The 9 to 5 lifestyle is slowly, but surely, dying out in the modern working world. Flexitime, work from home schemes and full remote work opportunities are becoming increasingly popular. This is because employers have had to seek ways to entice a workforce who value their free time and want to create a better work/life balance in their lives. Which has seen a rise in freelancers as a result of this pursuit? Read more here.
So, if you are considering a change in career to freelancing then ensure you make the following considerations before taking the leap:
Get a Website
Whether you build it yourself, commission someone else to do it or use a standard template site, one fact remains: a website is vital for your future success as a freelancer.
A site offers a number of features for your freelancing efforts. It can be a portfolio for your work, an example of what you can do (if you’re a web developer, for example), the site can also be a way to ensure you get conversions at any point. This means you could be getting clients as you sleep!
A good blog can also act as a mouthpiece to demonstrate your knowledge and expertise in your sector. The better your blog is, the more likely you will be able to actually find conversions and be able to actually prove to potentially clients you know what you’re talking about.
Websites are actually quite affordable and easy to adapt however you like, so don’t be scared of this step. Especially considering it is so necessary!
Build Your Clients First, Quit Your Job Later
Moonlighting as a freelancer is really the best way to start down this path. It’s a much safer option.
The fact is that if you want to quit your job then there needs to be a level of security which allows you to do so. Financially comes under the next section. But, also in terms of prospects and potential workflow that you have come through your door.
Starting with a few clients on the side can also be a great way to trial your freelancing and determine whether you have the potential to be successful or not. After all, if you fail to gain clients on the side then it may be difficult doing so full-time as well. An important consideration if financial worries or debt is a consequence of not gaining the right number of clients.
Have a Safety Net (Made of Money)
If going freelance full-time is a long-term goal of yours, then start saving today.

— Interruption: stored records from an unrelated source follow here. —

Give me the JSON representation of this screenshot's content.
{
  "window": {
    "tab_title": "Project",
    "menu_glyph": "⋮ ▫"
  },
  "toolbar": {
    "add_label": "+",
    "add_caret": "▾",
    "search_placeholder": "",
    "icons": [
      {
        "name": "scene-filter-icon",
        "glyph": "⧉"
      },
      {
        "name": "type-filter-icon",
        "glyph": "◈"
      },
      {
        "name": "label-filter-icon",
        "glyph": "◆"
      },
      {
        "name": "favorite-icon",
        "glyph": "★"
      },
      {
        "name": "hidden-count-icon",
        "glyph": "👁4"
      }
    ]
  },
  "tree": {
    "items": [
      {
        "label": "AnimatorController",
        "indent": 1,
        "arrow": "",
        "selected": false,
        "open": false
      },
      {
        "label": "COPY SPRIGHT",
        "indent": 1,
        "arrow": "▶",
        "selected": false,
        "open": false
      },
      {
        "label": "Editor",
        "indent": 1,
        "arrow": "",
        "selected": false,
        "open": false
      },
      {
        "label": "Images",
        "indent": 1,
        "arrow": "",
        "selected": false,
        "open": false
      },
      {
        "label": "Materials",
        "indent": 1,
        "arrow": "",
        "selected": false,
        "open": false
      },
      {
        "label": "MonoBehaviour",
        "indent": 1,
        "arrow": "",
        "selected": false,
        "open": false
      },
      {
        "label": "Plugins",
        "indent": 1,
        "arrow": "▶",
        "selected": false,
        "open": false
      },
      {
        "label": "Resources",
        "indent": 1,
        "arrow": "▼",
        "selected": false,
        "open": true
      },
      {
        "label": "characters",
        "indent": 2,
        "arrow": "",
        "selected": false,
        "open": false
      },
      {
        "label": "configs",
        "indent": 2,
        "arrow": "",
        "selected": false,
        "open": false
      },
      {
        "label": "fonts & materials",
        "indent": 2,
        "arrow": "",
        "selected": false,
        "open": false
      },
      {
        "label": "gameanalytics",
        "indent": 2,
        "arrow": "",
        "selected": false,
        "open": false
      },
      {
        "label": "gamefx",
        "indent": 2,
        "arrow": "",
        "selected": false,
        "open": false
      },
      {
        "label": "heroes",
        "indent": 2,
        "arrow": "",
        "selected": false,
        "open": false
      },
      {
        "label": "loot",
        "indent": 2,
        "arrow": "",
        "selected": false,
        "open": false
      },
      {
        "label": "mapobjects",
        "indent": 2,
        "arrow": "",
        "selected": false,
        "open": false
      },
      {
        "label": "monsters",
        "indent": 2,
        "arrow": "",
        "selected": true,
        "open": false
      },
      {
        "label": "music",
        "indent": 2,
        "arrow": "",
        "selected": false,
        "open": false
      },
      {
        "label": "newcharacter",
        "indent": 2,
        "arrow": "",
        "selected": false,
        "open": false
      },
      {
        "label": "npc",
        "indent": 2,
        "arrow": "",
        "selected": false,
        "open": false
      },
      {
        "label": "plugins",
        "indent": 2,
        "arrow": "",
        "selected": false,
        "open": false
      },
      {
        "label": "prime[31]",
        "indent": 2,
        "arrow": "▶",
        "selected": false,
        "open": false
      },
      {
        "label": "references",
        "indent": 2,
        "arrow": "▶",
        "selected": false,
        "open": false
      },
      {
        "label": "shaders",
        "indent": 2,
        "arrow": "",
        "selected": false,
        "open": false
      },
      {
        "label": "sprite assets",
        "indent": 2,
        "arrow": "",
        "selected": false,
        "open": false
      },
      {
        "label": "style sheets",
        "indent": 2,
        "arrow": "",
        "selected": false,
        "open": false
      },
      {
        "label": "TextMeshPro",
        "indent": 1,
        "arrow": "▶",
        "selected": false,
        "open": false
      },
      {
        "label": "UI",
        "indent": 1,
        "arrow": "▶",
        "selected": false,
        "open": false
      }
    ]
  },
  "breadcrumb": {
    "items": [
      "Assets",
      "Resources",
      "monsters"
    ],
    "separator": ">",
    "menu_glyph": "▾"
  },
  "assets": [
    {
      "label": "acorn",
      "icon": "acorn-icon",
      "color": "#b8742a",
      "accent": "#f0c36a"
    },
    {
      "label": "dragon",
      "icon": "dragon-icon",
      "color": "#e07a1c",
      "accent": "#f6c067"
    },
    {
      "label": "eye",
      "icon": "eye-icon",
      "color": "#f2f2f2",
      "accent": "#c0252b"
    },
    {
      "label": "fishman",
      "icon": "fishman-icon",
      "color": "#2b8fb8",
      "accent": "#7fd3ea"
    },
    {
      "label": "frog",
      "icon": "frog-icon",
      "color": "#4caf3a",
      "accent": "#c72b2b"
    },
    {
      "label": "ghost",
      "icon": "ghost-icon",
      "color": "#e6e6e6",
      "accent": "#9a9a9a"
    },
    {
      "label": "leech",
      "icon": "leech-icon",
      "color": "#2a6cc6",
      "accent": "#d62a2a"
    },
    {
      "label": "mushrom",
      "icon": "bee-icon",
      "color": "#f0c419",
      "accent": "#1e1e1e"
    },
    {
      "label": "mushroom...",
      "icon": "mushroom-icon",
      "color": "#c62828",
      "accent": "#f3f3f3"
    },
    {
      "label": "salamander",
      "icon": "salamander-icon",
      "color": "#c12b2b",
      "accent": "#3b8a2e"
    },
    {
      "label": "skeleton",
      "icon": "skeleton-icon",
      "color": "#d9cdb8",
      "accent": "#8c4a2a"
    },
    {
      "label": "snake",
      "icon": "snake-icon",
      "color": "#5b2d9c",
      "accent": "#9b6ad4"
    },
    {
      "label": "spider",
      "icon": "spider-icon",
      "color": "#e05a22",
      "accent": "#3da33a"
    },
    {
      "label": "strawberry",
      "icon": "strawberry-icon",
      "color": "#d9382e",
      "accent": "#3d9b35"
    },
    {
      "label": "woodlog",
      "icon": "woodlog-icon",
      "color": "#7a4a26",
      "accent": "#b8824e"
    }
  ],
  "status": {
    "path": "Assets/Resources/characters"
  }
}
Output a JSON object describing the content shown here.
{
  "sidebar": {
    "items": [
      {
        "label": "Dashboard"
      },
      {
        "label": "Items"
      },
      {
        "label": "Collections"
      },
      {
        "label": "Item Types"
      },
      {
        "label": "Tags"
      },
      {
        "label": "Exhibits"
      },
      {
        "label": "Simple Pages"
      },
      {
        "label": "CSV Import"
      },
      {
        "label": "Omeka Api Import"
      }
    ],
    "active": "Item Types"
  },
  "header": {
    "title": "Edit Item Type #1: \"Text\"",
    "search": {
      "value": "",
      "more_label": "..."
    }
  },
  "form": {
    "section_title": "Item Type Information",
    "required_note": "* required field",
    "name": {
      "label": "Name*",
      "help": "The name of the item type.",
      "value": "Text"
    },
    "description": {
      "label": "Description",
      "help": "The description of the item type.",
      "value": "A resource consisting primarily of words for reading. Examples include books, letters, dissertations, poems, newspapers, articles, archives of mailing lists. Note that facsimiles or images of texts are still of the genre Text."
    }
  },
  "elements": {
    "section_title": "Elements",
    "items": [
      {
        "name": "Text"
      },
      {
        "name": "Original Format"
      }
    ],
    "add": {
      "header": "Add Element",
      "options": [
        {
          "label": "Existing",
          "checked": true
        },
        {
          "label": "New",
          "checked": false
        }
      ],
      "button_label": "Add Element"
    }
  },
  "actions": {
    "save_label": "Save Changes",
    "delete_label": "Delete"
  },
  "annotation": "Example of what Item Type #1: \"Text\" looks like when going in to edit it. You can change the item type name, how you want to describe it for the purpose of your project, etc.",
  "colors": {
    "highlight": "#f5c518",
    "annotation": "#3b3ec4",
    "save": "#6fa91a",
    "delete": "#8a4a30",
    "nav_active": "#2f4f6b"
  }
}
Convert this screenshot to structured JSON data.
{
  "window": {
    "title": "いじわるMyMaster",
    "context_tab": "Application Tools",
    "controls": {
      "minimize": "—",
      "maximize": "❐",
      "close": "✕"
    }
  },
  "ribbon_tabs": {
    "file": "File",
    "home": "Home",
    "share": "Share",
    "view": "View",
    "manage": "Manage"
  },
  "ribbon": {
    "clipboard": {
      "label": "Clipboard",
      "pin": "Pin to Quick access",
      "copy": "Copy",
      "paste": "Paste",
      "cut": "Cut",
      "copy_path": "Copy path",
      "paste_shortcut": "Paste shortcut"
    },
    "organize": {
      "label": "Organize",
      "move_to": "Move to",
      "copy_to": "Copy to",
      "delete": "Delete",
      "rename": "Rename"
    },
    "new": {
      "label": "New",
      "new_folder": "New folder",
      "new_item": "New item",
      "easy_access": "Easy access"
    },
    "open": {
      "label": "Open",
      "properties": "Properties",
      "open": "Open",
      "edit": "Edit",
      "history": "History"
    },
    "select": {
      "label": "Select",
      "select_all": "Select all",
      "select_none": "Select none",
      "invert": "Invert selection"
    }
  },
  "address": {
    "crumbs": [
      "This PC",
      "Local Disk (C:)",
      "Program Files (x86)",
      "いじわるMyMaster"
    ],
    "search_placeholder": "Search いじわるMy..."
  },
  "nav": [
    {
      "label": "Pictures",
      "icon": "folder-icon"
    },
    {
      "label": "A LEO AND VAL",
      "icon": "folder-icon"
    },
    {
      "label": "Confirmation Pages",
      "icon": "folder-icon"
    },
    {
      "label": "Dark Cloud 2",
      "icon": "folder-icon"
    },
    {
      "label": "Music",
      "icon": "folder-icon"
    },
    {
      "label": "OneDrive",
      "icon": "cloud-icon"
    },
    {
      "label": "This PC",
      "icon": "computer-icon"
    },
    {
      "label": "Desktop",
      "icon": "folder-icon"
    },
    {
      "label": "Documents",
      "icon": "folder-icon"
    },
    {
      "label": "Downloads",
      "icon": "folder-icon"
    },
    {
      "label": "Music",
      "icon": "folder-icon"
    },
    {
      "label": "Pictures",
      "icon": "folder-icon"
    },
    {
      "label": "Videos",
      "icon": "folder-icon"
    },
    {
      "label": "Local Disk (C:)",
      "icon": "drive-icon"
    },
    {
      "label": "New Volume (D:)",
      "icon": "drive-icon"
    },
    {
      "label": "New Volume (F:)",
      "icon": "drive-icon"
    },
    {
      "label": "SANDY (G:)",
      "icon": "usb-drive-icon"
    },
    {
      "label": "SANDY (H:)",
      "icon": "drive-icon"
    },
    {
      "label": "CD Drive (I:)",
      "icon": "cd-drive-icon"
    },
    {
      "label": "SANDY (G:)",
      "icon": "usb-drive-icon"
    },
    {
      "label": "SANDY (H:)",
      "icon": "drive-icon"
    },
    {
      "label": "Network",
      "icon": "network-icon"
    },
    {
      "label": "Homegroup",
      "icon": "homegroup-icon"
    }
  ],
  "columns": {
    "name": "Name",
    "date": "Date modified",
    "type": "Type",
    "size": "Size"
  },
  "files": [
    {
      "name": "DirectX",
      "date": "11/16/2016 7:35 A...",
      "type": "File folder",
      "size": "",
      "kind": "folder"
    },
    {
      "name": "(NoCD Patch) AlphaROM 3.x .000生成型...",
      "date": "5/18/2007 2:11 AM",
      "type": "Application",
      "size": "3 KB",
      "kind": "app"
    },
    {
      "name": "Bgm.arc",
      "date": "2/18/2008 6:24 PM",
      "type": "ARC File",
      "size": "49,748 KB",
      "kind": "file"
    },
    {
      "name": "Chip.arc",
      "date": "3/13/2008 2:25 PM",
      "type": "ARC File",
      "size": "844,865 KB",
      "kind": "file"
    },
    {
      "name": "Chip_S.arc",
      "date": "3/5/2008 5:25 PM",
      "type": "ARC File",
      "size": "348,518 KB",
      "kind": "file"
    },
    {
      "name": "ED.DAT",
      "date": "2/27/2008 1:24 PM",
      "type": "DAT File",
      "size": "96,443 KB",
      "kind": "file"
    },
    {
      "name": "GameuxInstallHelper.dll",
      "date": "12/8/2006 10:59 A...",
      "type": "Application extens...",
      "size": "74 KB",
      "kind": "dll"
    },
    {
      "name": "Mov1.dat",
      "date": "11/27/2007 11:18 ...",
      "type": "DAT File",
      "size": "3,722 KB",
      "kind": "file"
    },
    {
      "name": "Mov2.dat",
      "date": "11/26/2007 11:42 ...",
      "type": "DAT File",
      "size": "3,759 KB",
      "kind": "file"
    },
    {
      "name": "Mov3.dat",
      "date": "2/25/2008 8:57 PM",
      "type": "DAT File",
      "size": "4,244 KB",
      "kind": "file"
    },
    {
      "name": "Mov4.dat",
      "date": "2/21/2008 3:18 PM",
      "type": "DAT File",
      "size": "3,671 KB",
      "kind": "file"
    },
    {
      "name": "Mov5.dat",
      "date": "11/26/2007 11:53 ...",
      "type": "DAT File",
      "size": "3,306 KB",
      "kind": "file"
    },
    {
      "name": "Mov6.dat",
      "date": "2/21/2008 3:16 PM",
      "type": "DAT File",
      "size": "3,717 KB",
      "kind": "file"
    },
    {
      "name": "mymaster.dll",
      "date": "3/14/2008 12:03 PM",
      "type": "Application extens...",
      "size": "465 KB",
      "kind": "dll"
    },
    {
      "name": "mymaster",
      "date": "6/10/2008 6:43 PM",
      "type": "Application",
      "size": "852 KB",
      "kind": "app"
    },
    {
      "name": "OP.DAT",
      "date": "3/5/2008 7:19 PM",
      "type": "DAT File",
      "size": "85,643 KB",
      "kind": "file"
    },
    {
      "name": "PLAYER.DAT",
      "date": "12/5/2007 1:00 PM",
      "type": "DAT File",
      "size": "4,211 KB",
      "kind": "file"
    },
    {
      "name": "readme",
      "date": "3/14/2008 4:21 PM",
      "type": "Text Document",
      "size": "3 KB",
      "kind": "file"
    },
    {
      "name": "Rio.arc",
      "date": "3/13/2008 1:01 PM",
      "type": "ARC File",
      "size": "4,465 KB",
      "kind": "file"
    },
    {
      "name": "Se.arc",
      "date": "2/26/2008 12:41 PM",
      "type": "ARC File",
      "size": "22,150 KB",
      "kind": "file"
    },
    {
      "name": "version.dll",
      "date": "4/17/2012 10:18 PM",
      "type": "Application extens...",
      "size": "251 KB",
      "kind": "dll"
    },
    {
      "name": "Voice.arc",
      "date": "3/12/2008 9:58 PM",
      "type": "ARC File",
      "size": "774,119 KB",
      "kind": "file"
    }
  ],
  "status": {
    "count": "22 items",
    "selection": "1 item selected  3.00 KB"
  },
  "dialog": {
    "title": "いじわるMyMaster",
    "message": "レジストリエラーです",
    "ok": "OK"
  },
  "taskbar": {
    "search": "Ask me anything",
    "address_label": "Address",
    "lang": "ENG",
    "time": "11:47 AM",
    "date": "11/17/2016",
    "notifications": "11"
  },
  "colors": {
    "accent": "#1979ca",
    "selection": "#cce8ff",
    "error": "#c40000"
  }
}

Ultimately, the financial safety net is a big weight off your mind. As the feast or famine cycle is a big part of freelancing, savings can be vital in order to support you through the famine part of your cycle. The fact is that if you go freelance, then you almost have to expect periods where you may not receive the correct payment or even any payment on time.
Separating your personal and freelance balance can also be very important. As without this level of separation, you may accidentally find yourself spending money you don’t have, especially important to avoid if you’re not sure about paying taxes. A business account separate from your personal banking is the smartest option in this scenario – especially if you have any issues when it comes to filing your taxes or expenses at some point down the line.
Work Out Your Taxes/Business Accounts Now
Addressing and learning about taxes after you’ve already spent the money is a harsh reality to find yourself in. But, luckily, it is also one that tends to be easily avoidable. So long as you do the necessary preparation and research beforehand.
Knowing you are financially safe can also help ensure your freelancing career isn’t a flop straight away. And if taxes seem like a daunting prospect, it’s a great way to check.
A Quick Round Up
If you are looking to change to a freelancing career then the above can be extremely helpful in ensuring the process goes as smoothly as possible. Here’s a quick breakdown of the key points if you didn’t read the full article:
- A website is your freelancer base, don’t quit your job before you have one that has produced at least one client (preferably more if you err on the side of caution). Or consider a modern app, though you may need app developers to create that for you.
- Having a handful of clients, who have shown no desire to seek your work elsewhere, is always advisable. It presents a steady income as you are just starting out.
- Make sure there is a solid safety net under you when it comes to money.
Keep your business and personal money separate, as it can help keep your overall financial wellbeing in check as a freelancer.
And there you have it! All of the things you need to know in order to become a successful freelancer – maybe not overnight, but in the long-term, this will be the best way to ensure your success.